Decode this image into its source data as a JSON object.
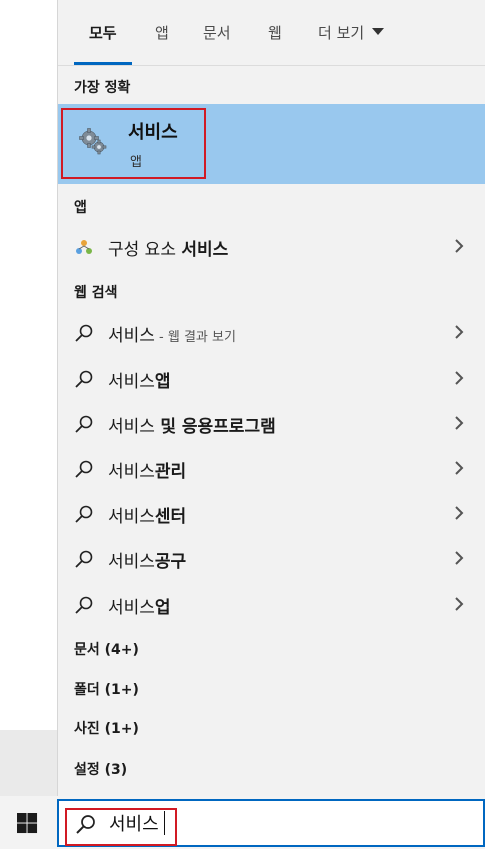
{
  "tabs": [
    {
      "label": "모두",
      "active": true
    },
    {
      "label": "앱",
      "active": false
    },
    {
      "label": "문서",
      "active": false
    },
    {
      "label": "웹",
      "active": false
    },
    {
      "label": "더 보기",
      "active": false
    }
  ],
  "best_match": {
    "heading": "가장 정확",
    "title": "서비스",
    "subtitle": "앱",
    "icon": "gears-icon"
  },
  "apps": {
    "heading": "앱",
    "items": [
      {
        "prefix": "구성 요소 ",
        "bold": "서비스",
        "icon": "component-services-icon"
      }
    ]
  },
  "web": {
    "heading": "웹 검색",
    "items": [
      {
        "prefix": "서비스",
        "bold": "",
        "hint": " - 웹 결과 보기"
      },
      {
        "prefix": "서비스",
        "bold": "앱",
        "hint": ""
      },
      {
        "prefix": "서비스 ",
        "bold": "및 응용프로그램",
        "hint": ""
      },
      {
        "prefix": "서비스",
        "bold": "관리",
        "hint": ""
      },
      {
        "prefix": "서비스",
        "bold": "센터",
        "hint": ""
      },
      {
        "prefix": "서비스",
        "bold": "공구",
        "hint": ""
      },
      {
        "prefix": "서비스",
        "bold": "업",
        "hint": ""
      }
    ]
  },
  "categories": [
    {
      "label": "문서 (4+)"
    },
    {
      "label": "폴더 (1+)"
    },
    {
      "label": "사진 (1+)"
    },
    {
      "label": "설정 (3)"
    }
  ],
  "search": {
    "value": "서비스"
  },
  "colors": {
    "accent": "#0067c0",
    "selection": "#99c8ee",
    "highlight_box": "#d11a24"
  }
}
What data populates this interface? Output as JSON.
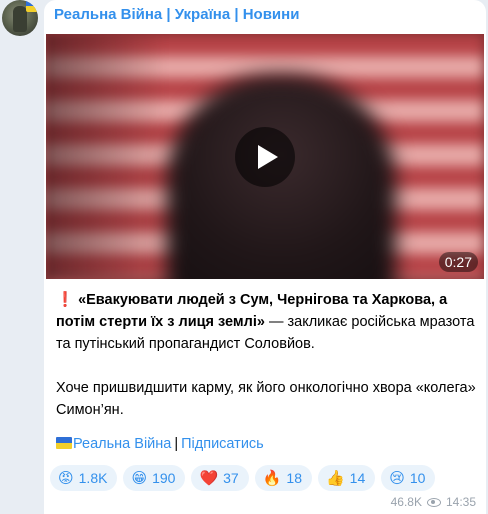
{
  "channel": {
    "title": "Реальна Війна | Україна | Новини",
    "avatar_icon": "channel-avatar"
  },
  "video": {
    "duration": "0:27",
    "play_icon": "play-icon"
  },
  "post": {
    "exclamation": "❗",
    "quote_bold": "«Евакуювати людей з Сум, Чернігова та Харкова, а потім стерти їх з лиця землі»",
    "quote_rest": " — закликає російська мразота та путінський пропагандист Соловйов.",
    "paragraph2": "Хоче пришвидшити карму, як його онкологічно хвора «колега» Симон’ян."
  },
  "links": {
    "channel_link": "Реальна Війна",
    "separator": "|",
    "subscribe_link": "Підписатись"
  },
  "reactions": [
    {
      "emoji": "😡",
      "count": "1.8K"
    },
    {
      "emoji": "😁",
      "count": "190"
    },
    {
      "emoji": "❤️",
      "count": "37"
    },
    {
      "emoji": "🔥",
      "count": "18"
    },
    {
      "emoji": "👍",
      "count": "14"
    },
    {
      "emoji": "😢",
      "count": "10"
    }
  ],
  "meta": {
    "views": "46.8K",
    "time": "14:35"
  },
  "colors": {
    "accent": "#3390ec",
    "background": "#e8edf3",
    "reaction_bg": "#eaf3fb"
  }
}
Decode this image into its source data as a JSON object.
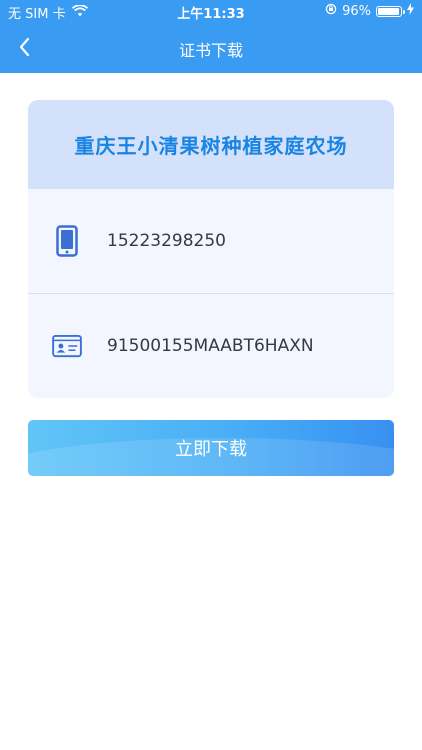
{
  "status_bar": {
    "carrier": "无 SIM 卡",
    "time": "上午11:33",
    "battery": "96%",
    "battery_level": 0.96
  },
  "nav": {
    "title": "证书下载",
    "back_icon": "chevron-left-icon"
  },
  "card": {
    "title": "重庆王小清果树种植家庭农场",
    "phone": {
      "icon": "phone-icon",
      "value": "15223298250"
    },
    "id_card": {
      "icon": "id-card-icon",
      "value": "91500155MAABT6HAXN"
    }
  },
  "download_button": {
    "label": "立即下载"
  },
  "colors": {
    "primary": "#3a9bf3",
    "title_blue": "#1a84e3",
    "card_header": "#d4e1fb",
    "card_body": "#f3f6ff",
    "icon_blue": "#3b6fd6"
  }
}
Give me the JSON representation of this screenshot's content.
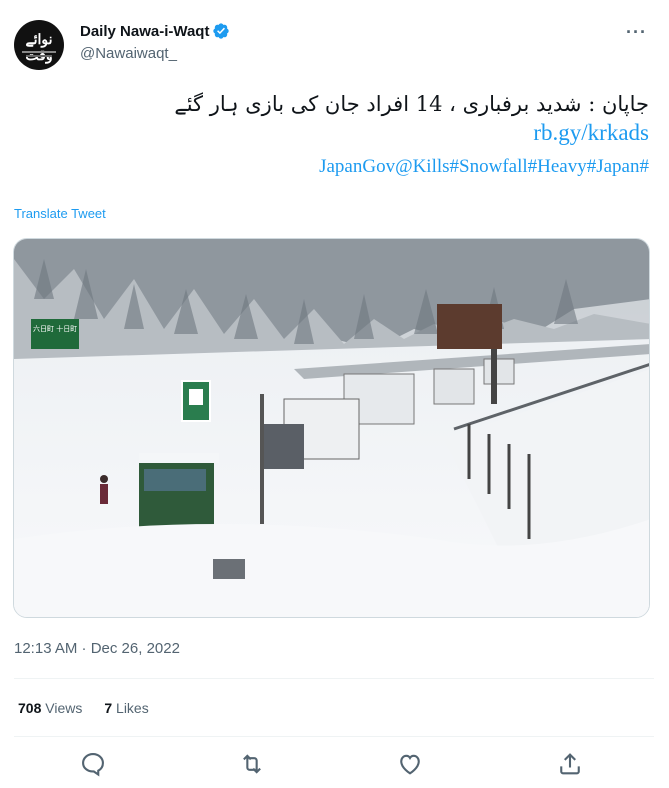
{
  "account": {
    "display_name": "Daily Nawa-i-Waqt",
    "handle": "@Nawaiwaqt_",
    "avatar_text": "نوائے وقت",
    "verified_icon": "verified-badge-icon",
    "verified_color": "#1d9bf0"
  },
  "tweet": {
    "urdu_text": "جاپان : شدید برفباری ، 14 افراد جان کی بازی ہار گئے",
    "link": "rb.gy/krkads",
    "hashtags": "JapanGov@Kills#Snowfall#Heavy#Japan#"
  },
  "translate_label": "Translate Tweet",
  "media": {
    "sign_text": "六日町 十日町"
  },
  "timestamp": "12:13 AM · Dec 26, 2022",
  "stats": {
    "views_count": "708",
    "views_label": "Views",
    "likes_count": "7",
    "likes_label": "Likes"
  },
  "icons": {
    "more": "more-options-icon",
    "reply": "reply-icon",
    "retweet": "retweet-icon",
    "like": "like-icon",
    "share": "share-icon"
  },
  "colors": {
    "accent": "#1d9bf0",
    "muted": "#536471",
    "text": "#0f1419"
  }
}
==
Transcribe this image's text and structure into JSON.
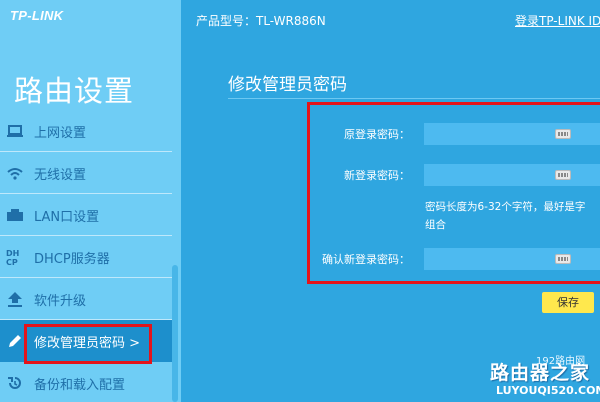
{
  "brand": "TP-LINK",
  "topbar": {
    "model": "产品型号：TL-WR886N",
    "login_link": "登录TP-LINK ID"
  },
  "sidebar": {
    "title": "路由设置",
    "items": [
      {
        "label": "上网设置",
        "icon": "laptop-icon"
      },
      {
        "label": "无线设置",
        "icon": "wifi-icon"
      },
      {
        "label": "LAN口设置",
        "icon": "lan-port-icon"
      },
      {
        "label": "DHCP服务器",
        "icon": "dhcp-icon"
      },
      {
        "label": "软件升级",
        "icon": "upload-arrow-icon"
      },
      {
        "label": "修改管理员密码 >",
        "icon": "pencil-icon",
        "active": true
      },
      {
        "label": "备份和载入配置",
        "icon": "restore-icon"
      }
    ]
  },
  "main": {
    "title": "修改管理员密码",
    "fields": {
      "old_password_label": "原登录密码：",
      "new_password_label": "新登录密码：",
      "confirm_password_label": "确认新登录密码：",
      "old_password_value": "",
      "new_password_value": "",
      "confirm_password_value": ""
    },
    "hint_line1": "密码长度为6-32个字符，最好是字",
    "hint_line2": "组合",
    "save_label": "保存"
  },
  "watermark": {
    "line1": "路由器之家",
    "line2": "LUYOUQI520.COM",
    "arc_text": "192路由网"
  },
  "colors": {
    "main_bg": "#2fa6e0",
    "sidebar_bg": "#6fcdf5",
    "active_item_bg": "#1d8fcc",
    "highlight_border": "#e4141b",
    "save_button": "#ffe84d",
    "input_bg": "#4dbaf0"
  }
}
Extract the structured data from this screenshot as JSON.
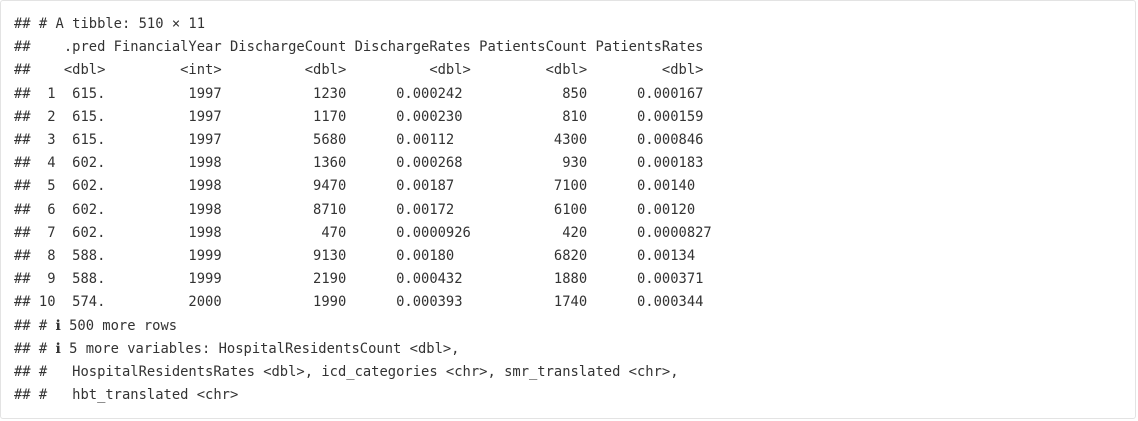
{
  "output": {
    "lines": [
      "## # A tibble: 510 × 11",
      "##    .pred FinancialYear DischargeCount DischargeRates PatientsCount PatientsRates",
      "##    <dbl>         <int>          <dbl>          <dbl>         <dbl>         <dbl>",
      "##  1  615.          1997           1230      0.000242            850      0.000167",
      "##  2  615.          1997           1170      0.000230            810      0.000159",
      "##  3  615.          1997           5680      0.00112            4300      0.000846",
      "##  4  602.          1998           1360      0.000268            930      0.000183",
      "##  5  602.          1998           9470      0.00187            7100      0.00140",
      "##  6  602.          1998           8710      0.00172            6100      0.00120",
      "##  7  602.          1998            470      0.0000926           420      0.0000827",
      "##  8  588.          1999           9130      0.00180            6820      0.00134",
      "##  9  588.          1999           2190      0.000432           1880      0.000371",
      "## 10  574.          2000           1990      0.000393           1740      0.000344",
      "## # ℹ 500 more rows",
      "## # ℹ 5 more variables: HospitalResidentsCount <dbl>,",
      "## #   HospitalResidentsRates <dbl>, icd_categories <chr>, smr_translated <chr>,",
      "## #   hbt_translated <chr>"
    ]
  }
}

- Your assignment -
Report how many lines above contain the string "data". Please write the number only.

- The answer -
4